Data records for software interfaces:

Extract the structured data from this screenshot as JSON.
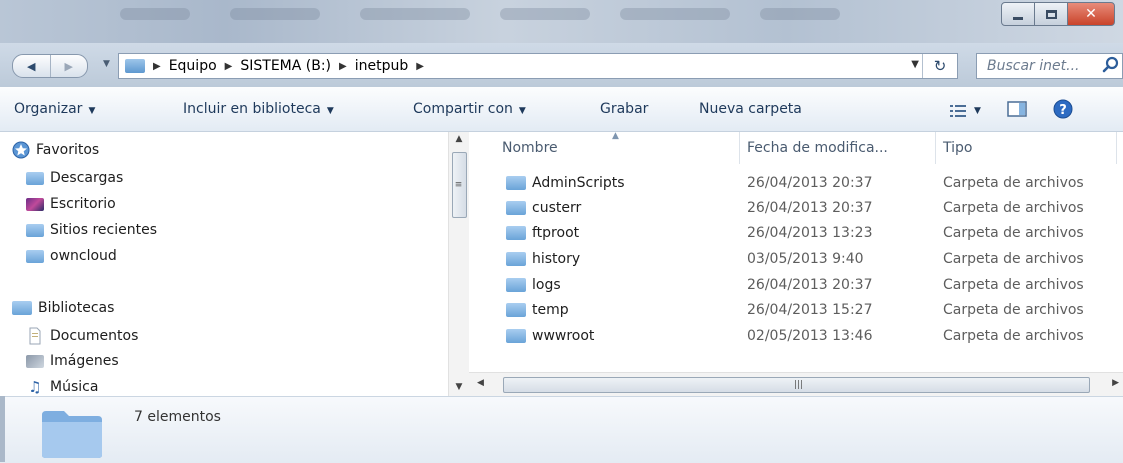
{
  "window": {
    "controls": {
      "minimize_icon": "minimize-icon",
      "maximize_icon": "maximize-icon",
      "close_icon": "close-icon"
    }
  },
  "address_bar": {
    "breadcrumb": [
      "Equipo",
      "SISTEMA (B:)",
      "inetpub"
    ]
  },
  "search": {
    "placeholder": "Buscar inet..."
  },
  "toolbar": {
    "organize": "Organizar",
    "include_library": "Incluir en biblioteca",
    "share_with": "Compartir con",
    "burn": "Grabar",
    "new_folder": "Nueva carpeta"
  },
  "sidebar": {
    "favorites": {
      "label": "Favoritos",
      "items": [
        {
          "label": "Descargas",
          "icon": "downloads-folder-icon"
        },
        {
          "label": "Escritorio",
          "icon": "desktop-icon"
        },
        {
          "label": "Sitios recientes",
          "icon": "recent-places-icon"
        },
        {
          "label": "owncloud",
          "icon": "folder-icon"
        }
      ]
    },
    "libraries": {
      "label": "Bibliotecas",
      "items": [
        {
          "label": "Documentos",
          "icon": "documents-icon"
        },
        {
          "label": "Imágenes",
          "icon": "pictures-icon"
        },
        {
          "label": "Música",
          "icon": "music-icon"
        }
      ]
    }
  },
  "file_list": {
    "columns": [
      "Nombre",
      "Fecha de modifica...",
      "Tipo"
    ],
    "rows": [
      {
        "name": "AdminScripts",
        "date": "26/04/2013 20:37",
        "type": "Carpeta de archivos"
      },
      {
        "name": "custerr",
        "date": "26/04/2013 20:37",
        "type": "Carpeta de archivos"
      },
      {
        "name": "ftproot",
        "date": "26/04/2013 13:23",
        "type": "Carpeta de archivos"
      },
      {
        "name": "history",
        "date": "03/05/2013 9:40",
        "type": "Carpeta de archivos"
      },
      {
        "name": "logs",
        "date": "26/04/2013 20:37",
        "type": "Carpeta de archivos"
      },
      {
        "name": "temp",
        "date": "26/04/2013 15:27",
        "type": "Carpeta de archivos"
      },
      {
        "name": "wwwroot",
        "date": "02/05/2013 13:46",
        "type": "Carpeta de archivos"
      }
    ]
  },
  "details": {
    "count": "7 elementos"
  },
  "colors": {
    "folder": "#6aa3d8",
    "toolbar_text": "#1e395b",
    "close": "#c9432a"
  }
}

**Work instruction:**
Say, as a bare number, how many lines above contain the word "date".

**Result of this exercise:**
7